Any successful guidance or training of your dog is essentially based on the motivation being great enough to encourage the behavior. This is no different with the dog door. With the exception of the dog’s lacking even the most basic confidence, the ability to have freedom over their environment is such a great reinforcement as to make training to a dog door a fairly simple process.
The following method will result in a dog that can confidently and happily utilize a dog door. Don’t fall into the trap of thinking that the dog only needs to be forced through a few times. In fact, forcing a dog through a dog door is probably the best way to insure that the dog will never trust or be comfortable with the dog door. The dog that associates an unpleasant experience with the dog door is one that will be unlikely to use it. Not the result we are seeking!

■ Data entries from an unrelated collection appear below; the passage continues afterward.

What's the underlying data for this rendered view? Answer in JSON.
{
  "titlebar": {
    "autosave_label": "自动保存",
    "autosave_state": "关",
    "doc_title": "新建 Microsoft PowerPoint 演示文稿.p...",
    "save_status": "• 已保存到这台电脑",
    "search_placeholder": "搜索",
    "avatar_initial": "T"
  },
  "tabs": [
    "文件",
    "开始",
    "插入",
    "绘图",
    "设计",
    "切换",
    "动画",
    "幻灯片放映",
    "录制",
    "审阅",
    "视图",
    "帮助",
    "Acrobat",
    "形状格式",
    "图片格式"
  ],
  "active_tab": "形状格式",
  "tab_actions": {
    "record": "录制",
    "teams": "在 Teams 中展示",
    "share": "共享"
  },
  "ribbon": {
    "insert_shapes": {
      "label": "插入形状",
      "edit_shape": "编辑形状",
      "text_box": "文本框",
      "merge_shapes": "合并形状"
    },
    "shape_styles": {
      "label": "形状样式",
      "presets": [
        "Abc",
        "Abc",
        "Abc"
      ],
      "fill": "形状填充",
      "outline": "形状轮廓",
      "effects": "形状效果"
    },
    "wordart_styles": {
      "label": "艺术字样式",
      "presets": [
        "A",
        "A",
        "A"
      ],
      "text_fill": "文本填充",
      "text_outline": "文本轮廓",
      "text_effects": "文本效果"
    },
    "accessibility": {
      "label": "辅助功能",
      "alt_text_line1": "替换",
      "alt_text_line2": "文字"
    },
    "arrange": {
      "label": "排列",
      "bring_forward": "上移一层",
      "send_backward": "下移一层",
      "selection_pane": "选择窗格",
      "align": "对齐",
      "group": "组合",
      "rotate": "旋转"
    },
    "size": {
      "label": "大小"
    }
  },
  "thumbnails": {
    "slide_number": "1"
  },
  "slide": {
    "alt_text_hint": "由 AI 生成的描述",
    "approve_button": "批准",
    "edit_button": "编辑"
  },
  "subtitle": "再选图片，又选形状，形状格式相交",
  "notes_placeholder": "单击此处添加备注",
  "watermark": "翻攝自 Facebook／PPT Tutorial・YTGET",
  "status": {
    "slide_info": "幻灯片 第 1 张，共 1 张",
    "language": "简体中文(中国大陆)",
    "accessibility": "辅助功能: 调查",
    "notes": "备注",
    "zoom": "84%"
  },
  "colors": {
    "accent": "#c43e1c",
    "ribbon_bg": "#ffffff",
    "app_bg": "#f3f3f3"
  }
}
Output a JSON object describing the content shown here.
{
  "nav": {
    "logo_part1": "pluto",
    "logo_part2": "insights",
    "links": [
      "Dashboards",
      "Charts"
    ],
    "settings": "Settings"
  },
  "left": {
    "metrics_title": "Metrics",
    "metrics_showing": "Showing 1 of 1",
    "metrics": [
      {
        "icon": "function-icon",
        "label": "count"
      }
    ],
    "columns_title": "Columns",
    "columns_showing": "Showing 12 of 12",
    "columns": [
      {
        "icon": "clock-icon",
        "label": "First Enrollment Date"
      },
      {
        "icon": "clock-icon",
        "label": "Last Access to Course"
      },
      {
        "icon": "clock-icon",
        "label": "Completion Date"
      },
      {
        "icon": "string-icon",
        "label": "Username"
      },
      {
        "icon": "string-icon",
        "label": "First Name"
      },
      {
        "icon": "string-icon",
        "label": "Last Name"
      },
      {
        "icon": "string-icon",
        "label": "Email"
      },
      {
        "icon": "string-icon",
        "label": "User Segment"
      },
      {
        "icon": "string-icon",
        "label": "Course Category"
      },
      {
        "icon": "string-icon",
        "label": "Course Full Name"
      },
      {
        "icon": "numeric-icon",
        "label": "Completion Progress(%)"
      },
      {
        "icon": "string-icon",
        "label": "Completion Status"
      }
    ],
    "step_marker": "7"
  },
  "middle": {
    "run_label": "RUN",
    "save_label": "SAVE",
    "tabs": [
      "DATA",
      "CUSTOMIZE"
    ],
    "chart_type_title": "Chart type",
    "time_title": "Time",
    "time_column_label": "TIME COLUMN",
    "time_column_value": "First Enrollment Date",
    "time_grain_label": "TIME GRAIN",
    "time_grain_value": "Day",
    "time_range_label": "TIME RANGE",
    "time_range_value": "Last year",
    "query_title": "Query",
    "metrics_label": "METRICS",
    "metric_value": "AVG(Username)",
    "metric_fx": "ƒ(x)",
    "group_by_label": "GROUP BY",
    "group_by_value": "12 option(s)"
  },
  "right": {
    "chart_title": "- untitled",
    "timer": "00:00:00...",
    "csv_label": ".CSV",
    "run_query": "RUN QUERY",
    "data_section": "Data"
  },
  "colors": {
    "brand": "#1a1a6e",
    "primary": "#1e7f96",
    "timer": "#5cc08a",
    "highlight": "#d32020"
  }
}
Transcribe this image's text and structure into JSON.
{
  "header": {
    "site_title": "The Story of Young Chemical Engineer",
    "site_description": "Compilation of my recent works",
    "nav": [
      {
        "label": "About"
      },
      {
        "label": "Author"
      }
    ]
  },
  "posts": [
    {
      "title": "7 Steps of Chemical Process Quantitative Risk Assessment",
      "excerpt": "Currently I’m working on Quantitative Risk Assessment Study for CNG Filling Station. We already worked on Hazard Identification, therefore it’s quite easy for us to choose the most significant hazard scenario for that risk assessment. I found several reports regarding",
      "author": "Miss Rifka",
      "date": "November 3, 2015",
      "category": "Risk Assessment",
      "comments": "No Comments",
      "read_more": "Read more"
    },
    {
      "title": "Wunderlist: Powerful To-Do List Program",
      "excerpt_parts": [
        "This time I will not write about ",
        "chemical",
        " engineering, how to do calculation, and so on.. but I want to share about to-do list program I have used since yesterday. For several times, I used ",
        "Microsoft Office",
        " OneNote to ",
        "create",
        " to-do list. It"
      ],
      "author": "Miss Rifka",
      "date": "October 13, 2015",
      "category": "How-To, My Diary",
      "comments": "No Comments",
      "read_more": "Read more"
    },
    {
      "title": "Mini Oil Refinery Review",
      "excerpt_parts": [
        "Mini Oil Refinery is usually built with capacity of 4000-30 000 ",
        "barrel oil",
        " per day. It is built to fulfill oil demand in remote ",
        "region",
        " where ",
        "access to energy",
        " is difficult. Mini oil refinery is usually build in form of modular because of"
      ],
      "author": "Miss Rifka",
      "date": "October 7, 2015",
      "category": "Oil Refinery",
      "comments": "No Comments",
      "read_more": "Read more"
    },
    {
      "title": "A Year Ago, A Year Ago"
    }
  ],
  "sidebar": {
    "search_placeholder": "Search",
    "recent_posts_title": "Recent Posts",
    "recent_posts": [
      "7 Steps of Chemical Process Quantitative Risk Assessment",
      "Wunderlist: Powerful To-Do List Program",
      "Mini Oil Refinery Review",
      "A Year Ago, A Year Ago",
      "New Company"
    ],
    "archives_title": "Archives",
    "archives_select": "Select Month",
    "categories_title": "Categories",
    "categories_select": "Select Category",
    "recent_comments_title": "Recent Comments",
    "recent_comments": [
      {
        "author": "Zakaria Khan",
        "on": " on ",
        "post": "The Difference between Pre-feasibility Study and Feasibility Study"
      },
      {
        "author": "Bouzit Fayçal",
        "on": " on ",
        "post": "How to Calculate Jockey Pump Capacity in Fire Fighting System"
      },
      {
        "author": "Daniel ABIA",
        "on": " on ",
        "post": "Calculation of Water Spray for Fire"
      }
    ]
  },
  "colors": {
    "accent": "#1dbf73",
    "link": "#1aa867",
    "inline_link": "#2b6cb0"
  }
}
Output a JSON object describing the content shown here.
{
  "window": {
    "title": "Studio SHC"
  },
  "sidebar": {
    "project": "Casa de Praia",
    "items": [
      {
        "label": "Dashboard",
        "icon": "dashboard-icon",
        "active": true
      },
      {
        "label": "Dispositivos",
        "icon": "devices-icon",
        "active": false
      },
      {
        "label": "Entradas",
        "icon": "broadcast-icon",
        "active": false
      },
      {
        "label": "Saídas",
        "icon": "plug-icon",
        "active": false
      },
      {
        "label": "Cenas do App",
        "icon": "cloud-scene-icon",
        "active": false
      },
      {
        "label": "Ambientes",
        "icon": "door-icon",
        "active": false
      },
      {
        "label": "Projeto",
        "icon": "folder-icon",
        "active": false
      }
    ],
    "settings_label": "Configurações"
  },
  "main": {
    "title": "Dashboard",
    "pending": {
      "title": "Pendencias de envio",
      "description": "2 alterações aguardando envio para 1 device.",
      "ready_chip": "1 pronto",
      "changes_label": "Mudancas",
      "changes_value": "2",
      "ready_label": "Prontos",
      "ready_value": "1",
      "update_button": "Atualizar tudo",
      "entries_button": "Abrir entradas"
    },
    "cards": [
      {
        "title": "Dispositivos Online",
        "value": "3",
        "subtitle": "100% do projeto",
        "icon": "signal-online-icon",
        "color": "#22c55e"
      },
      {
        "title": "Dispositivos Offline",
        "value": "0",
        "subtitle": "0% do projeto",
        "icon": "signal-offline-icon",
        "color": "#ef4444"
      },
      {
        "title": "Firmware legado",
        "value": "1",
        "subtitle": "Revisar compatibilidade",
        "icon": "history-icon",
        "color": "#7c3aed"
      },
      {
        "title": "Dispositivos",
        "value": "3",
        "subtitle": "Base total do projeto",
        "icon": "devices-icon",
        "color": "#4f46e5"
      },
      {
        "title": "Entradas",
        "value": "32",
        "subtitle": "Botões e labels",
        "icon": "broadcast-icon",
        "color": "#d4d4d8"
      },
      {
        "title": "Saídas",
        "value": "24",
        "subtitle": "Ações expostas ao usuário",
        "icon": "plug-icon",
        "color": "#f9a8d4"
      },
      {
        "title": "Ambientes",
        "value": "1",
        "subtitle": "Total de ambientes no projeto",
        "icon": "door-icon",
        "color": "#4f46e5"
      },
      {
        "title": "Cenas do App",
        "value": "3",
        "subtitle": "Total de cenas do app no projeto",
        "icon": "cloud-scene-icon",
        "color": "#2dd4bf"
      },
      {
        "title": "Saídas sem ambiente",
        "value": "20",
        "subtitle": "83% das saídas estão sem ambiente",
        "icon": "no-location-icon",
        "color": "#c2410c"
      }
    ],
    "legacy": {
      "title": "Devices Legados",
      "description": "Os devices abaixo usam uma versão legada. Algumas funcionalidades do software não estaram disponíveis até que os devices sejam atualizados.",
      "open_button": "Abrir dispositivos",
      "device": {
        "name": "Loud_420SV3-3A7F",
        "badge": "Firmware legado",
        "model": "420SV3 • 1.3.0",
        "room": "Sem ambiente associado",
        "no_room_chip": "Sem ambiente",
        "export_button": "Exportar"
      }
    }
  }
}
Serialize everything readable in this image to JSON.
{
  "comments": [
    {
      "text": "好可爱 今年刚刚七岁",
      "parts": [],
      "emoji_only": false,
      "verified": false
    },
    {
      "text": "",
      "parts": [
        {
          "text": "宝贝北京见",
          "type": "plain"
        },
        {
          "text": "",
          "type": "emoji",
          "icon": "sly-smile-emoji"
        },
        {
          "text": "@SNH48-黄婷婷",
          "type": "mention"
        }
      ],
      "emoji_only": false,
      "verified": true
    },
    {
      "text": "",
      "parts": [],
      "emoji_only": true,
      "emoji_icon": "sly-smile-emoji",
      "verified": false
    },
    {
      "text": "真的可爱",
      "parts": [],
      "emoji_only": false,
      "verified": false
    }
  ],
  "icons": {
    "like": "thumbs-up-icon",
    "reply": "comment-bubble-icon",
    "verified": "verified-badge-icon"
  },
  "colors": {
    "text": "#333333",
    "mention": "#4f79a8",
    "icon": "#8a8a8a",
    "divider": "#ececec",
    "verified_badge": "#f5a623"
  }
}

If your dog is completely unfamiliar with dog doors, consider letting him observe parts of the installation (clearly while you are using a loud saw or other power tools might not be the best part). Then with a frame of the dog door installed, but the flap still off, take your dog’s favorite toy and stand on the opposite side of the door from your dog, call him through. You may need to even extend your arm through the gap and guide him with the toy (or treat if that would be a greater motivator). If his confidence is very lacking you may even give him the reward for simply taking a step toward the door or putting the first leg through. You simply want him to commit to that first baby step toward success.
Having your children outside while the dog is inside and can see them through the gap in the door can be enough to encourage checking out the door and coming through, as well.
Once your dog comes through the first time, you will want to stop working on it for a few minutes and make a great play session, several treats and/or a lot of loving. Help cement the idea that what he just did was great! If your dog tends to be excitable you will want to make a point of keeping the rewarding calm, you don’t want your dog to learn to bounce through the door.
You will want to practice this going in and out several times. Once the dog seems relaxed with the process you can affix the flap/door.
Now reintroduce the door, but push it open a few inches so your dog can still see you. You might even pull the door toward yourself so that when the dog comes to investigate he will simply continue pushing it toward you and have the reinforcement of seeing you the entire time. When he comes through the first time, like before, you will want to take a break for a play session, several treats and/or some attention. It can take some time for your dog to become comfortable with the flap/door as it must be pushed and then slides along his back as he goes through. At first, hold the door the entire time he goes through. Gradually, let the door touch his back (but not hard) more and more. Again, keeping him calm and slow will help minimize things like the door slamming on his tail or making noises that might discourage him from using the door.
Again, keeping this process calm means that no one uses the dog door as a toy. The dog is not rapidly called in and out if only because this will encourage the dog to go too fast for safety and potentially create the habit of rushing through the door.
SWAT Adopters receive a 10% discount off the purchase price of a Hale Pet Door product. Hale will also send a check for that same amount to SWAT as a gift to them. It is their way of saying “thank you for opting to adopt and thereby save a life.”
Hale Pet Doors can go through walls, doors, screens, French doors, windows units and sliding glass doors.
Visit halepetdoor.com or call 888-293-6411. When you order, mention that you adopted from Southwest Airedale Terrier Rescue and the date of adoption.